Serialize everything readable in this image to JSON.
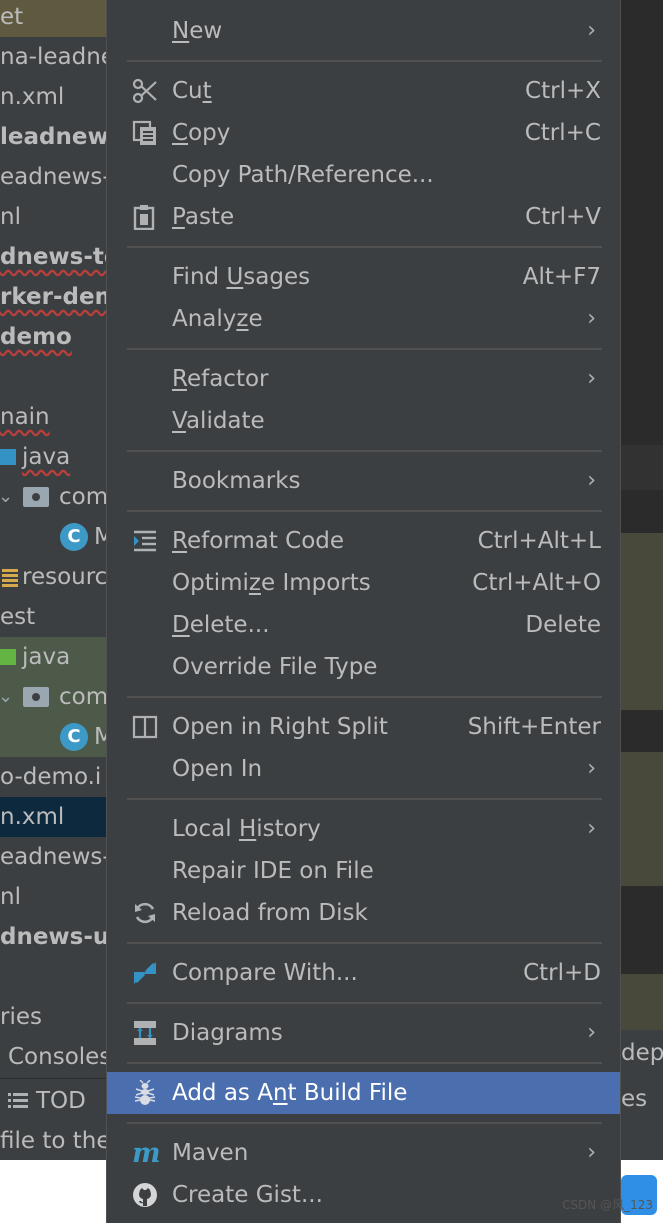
{
  "tree": {
    "rows": [
      "et",
      "na-leadne",
      "n.xml",
      "leadnews",
      "eadnews-",
      "nl",
      "dnews-te",
      "rker-dem",
      "demo",
      "",
      "nain",
      "java",
      "com",
      "M",
      "resourc",
      "est",
      "java",
      "com",
      "M",
      "o-demo.i",
      "n.xml",
      "eadnews-",
      "nl",
      "dnews-ut",
      "",
      "ries",
      "Consoles"
    ],
    "todo_label": "TOD",
    "status_text": "file to the"
  },
  "right": {
    "consoles_text": "dep",
    "todo_text": "es"
  },
  "menu": {
    "items": [
      {
        "pre": "",
        "ul": "N",
        "post": "ew",
        "shortcut": "",
        "submenu": true,
        "icon": ""
      },
      {
        "pre": "Cu",
        "ul": "t",
        "post": "",
        "shortcut": "Ctrl+X",
        "submenu": false,
        "icon": "scissors-icon"
      },
      {
        "pre": "",
        "ul": "C",
        "post": "opy",
        "shortcut": "Ctrl+C",
        "submenu": false,
        "icon": "copy-icon"
      },
      {
        "pre": "Copy Path/Reference...",
        "ul": "",
        "post": "",
        "shortcut": "",
        "submenu": false,
        "icon": ""
      },
      {
        "pre": "",
        "ul": "P",
        "post": "aste",
        "shortcut": "Ctrl+V",
        "submenu": false,
        "icon": "clipboard-icon"
      },
      {
        "pre": "Find ",
        "ul": "U",
        "post": "sages",
        "shortcut": "Alt+F7",
        "submenu": false,
        "icon": ""
      },
      {
        "pre": "Analy",
        "ul": "z",
        "post": "e",
        "shortcut": "",
        "submenu": true,
        "icon": ""
      },
      {
        "pre": "",
        "ul": "R",
        "post": "efactor",
        "shortcut": "",
        "submenu": true,
        "icon": ""
      },
      {
        "pre": "",
        "ul": "V",
        "post": "alidate",
        "shortcut": "",
        "submenu": false,
        "icon": ""
      },
      {
        "pre": "Bookmarks",
        "ul": "",
        "post": "",
        "shortcut": "",
        "submenu": true,
        "icon": ""
      },
      {
        "pre": "",
        "ul": "R",
        "post": "eformat Code",
        "shortcut": "Ctrl+Alt+L",
        "submenu": false,
        "icon": "reformat-icon"
      },
      {
        "pre": "Optimi",
        "ul": "z",
        "post": "e Imports",
        "shortcut": "Ctrl+Alt+O",
        "submenu": false,
        "icon": ""
      },
      {
        "pre": "",
        "ul": "D",
        "post": "elete...",
        "shortcut": "Delete",
        "submenu": false,
        "icon": ""
      },
      {
        "pre": "Override File Type",
        "ul": "",
        "post": "",
        "shortcut": "",
        "submenu": false,
        "icon": ""
      },
      {
        "pre": "Open in Right Split",
        "ul": "",
        "post": "",
        "shortcut": "Shift+Enter",
        "submenu": false,
        "icon": "split-icon"
      },
      {
        "pre": "Open In",
        "ul": "",
        "post": "",
        "shortcut": "",
        "submenu": true,
        "icon": ""
      },
      {
        "pre": "Local ",
        "ul": "H",
        "post": "istory",
        "shortcut": "",
        "submenu": true,
        "icon": ""
      },
      {
        "pre": "Repair IDE on File",
        "ul": "",
        "post": "",
        "shortcut": "",
        "submenu": false,
        "icon": ""
      },
      {
        "pre": "Reload from Disk",
        "ul": "",
        "post": "",
        "shortcut": "",
        "submenu": false,
        "icon": "reload-icon"
      },
      {
        "pre": "Compare With...",
        "ul": "",
        "post": "",
        "shortcut": "Ctrl+D",
        "submenu": false,
        "icon": "compare-icon"
      },
      {
        "pre": "Diagrams",
        "ul": "",
        "post": "",
        "shortcut": "",
        "submenu": true,
        "icon": "diagram-icon"
      },
      {
        "pre": "Add as A",
        "ul": "n",
        "post": "t Build File",
        "shortcut": "",
        "submenu": false,
        "icon": "ant-icon"
      },
      {
        "pre": "Maven",
        "ul": "",
        "post": "",
        "shortcut": "",
        "submenu": true,
        "icon": "maven-icon"
      },
      {
        "pre": "Create Gist...",
        "ul": "",
        "post": "",
        "shortcut": "",
        "submenu": false,
        "icon": "github-icon"
      }
    ],
    "submenu_glyph": "›"
  },
  "watermark": "CSDN @风_123"
}
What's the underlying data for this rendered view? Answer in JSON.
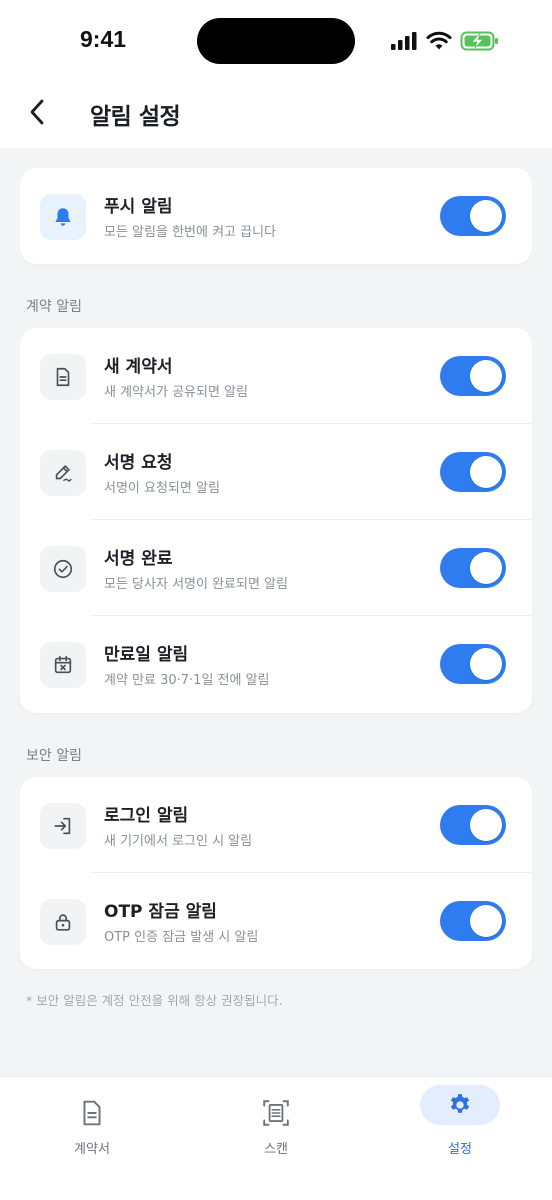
{
  "status_bar": {
    "time": "9:41"
  },
  "header": {
    "title": "알림 설정"
  },
  "push": {
    "label": "푸시 알림",
    "desc": "모든 알림을 한번에 켜고 끕니다",
    "enabled": true,
    "icon": "bell-icon"
  },
  "contract_section": {
    "title": "계약 알림",
    "items": [
      {
        "label": "새 계약서",
        "desc": "새 계약서가 공유되면 알림",
        "enabled": true,
        "icon": "document-icon"
      },
      {
        "label": "서명 요청",
        "desc": "서명이 요청되면 알림",
        "enabled": true,
        "icon": "signature-icon"
      },
      {
        "label": "서명 완료",
        "desc": "모든 당사자 서명이 완료되면 알림",
        "enabled": true,
        "icon": "check-circle-icon"
      },
      {
        "label": "만료일 알림",
        "desc": "계약 만료 30·7·1일 전에 알림",
        "enabled": true,
        "icon": "calendar-x-icon"
      }
    ]
  },
  "security_section": {
    "title": "보안 알림",
    "items": [
      {
        "label": "로그인 알림",
        "desc": "새 기기에서 로그인 시 알림",
        "enabled": true,
        "icon": "login-icon"
      },
      {
        "label": "OTP 잠금 알림",
        "desc": "OTP 인증 잠금 발생 시 알림",
        "enabled": true,
        "icon": "lock-icon"
      }
    ]
  },
  "footnote": "* 보안 알림은 계정 안전을 위해 항상 권장됩니다.",
  "tabs": [
    {
      "label": "계약서",
      "icon": "document-icon",
      "active": false
    },
    {
      "label": "스캔",
      "icon": "scan-icon",
      "active": false
    },
    {
      "label": "설정",
      "icon": "gear-icon",
      "active": true
    }
  ],
  "colors": {
    "accent": "#2f7cf0",
    "background": "#f3f4f6",
    "card": "#ffffff"
  }
}
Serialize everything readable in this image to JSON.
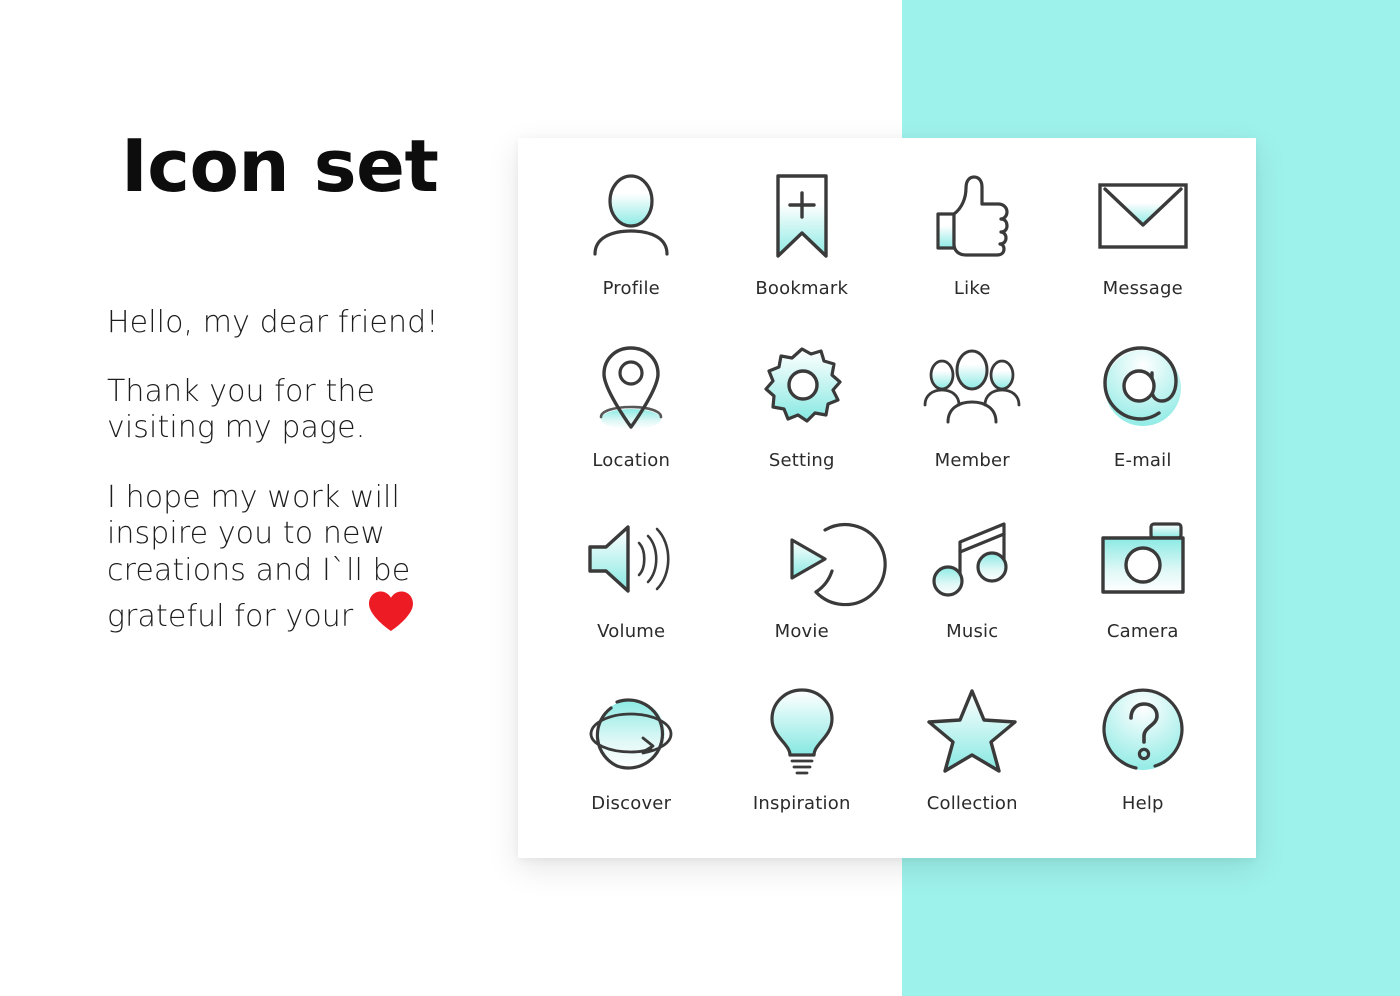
{
  "page": {
    "title": "Icon set",
    "background_color": "#ffffff",
    "accent_panel_color": "#9ef2ec",
    "card_color": "#ffffff",
    "stroke_color": "#3a3a3a",
    "gradient_top_color": "#ffffff",
    "gradient_bottom_color": "#8ceae4",
    "heart_color": "#ed1c24"
  },
  "intro": {
    "greeting": "Hello, my dear friend!",
    "paragraph_1": "Thank you for the visiting my page.",
    "paragraph_2": "I hope my work will inspire you to new creations and I`ll be grateful for your",
    "heart_icon": "heart-icon"
  },
  "icons": [
    {
      "label": "Profile",
      "icon": "profile-icon"
    },
    {
      "label": "Bookmark",
      "icon": "bookmark-add-icon"
    },
    {
      "label": "Like",
      "icon": "thumbs-up-icon"
    },
    {
      "label": "Message",
      "icon": "envelope-icon"
    },
    {
      "label": "Location",
      "icon": "map-pin-icon"
    },
    {
      "label": "Setting",
      "icon": "gear-icon"
    },
    {
      "label": "Member",
      "icon": "people-group-icon"
    },
    {
      "label": "E-mail",
      "icon": "at-sign-icon"
    },
    {
      "label": "Volume",
      "icon": "speaker-volume-icon"
    },
    {
      "label": "Movie",
      "icon": "play-circle-icon"
    },
    {
      "label": "Music",
      "icon": "music-notes-icon"
    },
    {
      "label": "Camera",
      "icon": "camera-icon"
    },
    {
      "label": "Discover",
      "icon": "globe-orbit-icon"
    },
    {
      "label": "Inspiration",
      "icon": "lightbulb-icon"
    },
    {
      "label": "Collection",
      "icon": "star-icon"
    },
    {
      "label": "Help",
      "icon": "question-circle-icon"
    }
  ]
}
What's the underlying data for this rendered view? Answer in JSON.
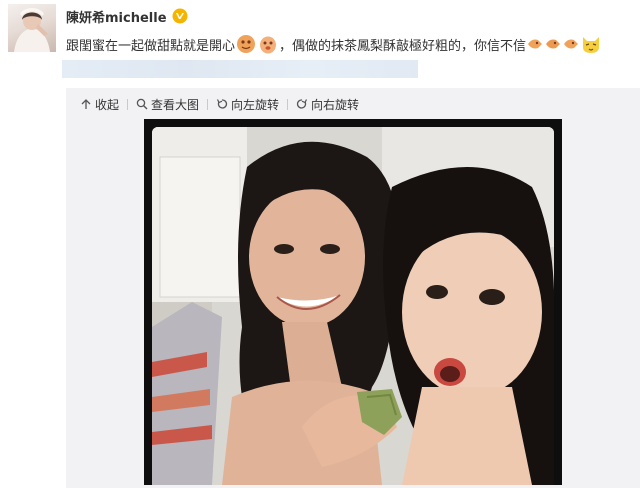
{
  "user": {
    "name": "陳妍希michelle"
  },
  "post": {
    "text_part1": "跟閨蜜在一起做甜點就是開心",
    "text_part2": "，偶做的抹茶鳳梨酥敲極好粗的，你信不信"
  },
  "toolbar": {
    "collapse": "收起",
    "view_large": "查看大图",
    "rotate_left": "向左旋转",
    "rotate_right": "向右旋转"
  },
  "colors": {
    "vip_badge": "#f5b400",
    "emoji_orange": "#f0a25b",
    "cat_yellow": "#f6cf3f",
    "media_bg": "#f2f2f5",
    "photo_frame": "#0e0e0e"
  },
  "icons": [
    "vip-badge-icon",
    "emoji-icon",
    "cat-emoji-icon",
    "collapse-icon",
    "magnifier-icon",
    "rotate-left-icon",
    "rotate-right-icon"
  ]
}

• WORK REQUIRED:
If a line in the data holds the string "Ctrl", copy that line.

• RESULT OF THIS TASK:
        "shortcut": "Ctrl+X",
        "shortcut": "Ctrl+C",
        "shortcut": "Ctrl+V",
        "shortcut": "Ctrl+Alt+L",
        "shortcut": "Ctrl+Alt+O",
        "shortcut": "Ctrl+D",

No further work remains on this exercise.